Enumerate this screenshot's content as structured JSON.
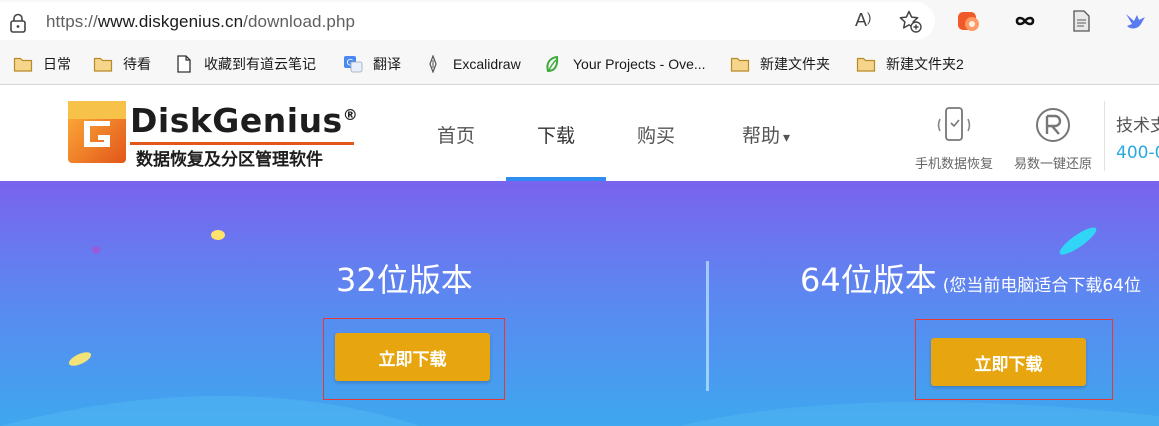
{
  "browser": {
    "url_prefix": "https://",
    "url_host": "www.diskgenius.cn",
    "url_path": "/download.php",
    "read_aloud_label": "A",
    "icons": [
      "lock-icon",
      "read-aloud-icon",
      "add-favorite-icon",
      "extension-icon",
      "infinity-icon",
      "reading-list-icon",
      "bird-extension-icon"
    ]
  },
  "bookmarks": [
    {
      "label": "日常",
      "icon": "folder-icon"
    },
    {
      "label": "待看",
      "icon": "folder-icon"
    },
    {
      "label": "收藏到有道云笔记",
      "icon": "page-icon"
    },
    {
      "label": "翻译",
      "icon": "translate-icon"
    },
    {
      "label": "Excalidraw",
      "icon": "excalidraw-icon"
    },
    {
      "label": "Your Projects - Ove...",
      "icon": "leaf-icon"
    },
    {
      "label": "新建文件夹",
      "icon": "folder-icon"
    },
    {
      "label": "新建文件夹2",
      "icon": "folder-icon"
    }
  ],
  "site": {
    "logo_name": "DiskGenius",
    "logo_registered": "®",
    "logo_tagline": "数据恢复及分区管理软件",
    "nav": [
      {
        "label": "首页"
      },
      {
        "label": "下载"
      },
      {
        "label": "购买"
      },
      {
        "label": "帮助"
      }
    ],
    "nav_dropdown_caret": "▾",
    "tools": [
      {
        "label": "手机数据恢复",
        "icon": "phone-recovery-icon"
      },
      {
        "label": "易数一键还原",
        "icon": "restore-icon"
      }
    ],
    "support_title": "技术支",
    "support_phone": "400-0"
  },
  "hero": {
    "left_title": "32位版本",
    "right_title": "64位版本",
    "right_note": "(您当前电脑适合下载64位",
    "left_button": "立即下载",
    "right_button": "立即下载"
  },
  "colors": {
    "accent_blue": "#2f8cf0",
    "button_orange": "#e7a50f",
    "highlight_red": "#e53935",
    "phone_cyan": "#2aa9e0"
  }
}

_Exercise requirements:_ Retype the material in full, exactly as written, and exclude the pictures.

_Solution for this task:_
Enumerate this screenshot's content as structured JSON.
{
  "browser": {
    "url_prefix": "https://",
    "url_host": "www.diskgenius.cn",
    "url_path": "/download.php",
    "read_aloud_label": "A",
    "icons": [
      "lock-icon",
      "read-aloud-icon",
      "add-favorite-icon",
      "extension-icon",
      "infinity-icon",
      "reading-list-icon",
      "bird-extension-icon"
    ]
  },
  "bookmarks": [
    {
      "label": "日常",
      "icon": "folder-icon"
    },
    {
      "label": "待看",
      "icon": "folder-icon"
    },
    {
      "label": "收藏到有道云笔记",
      "icon": "page-icon"
    },
    {
      "label": "翻译",
      "icon": "translate-icon"
    },
    {
      "label": "Excalidraw",
      "icon": "excalidraw-icon"
    },
    {
      "label": "Your Projects - Ove...",
      "icon": "leaf-icon"
    },
    {
      "label": "新建文件夹",
      "icon": "folder-icon"
    },
    {
      "label": "新建文件夹2",
      "icon": "folder-icon"
    }
  ],
  "site": {
    "logo_name": "DiskGenius",
    "logo_registered": "®",
    "logo_tagline": "数据恢复及分区管理软件",
    "nav": [
      {
        "label": "首页"
      },
      {
        "label": "下载"
      },
      {
        "label": "购买"
      },
      {
        "label": "帮助"
      }
    ],
    "nav_dropdown_caret": "▾",
    "tools": [
      {
        "label": "手机数据恢复",
        "icon": "phone-recovery-icon"
      },
      {
        "label": "易数一键还原",
        "icon": "restore-icon"
      }
    ],
    "support_title": "技术支",
    "support_phone": "400-0"
  },
  "hero": {
    "left_title": "32位版本",
    "right_title": "64位版本",
    "right_note": "(您当前电脑适合下载64位",
    "left_button": "立即下载",
    "right_button": "立即下载"
  },
  "colors": {
    "accent_blue": "#2f8cf0",
    "button_orange": "#e7a50f",
    "highlight_red": "#e53935",
    "phone_cyan": "#2aa9e0"
  }
}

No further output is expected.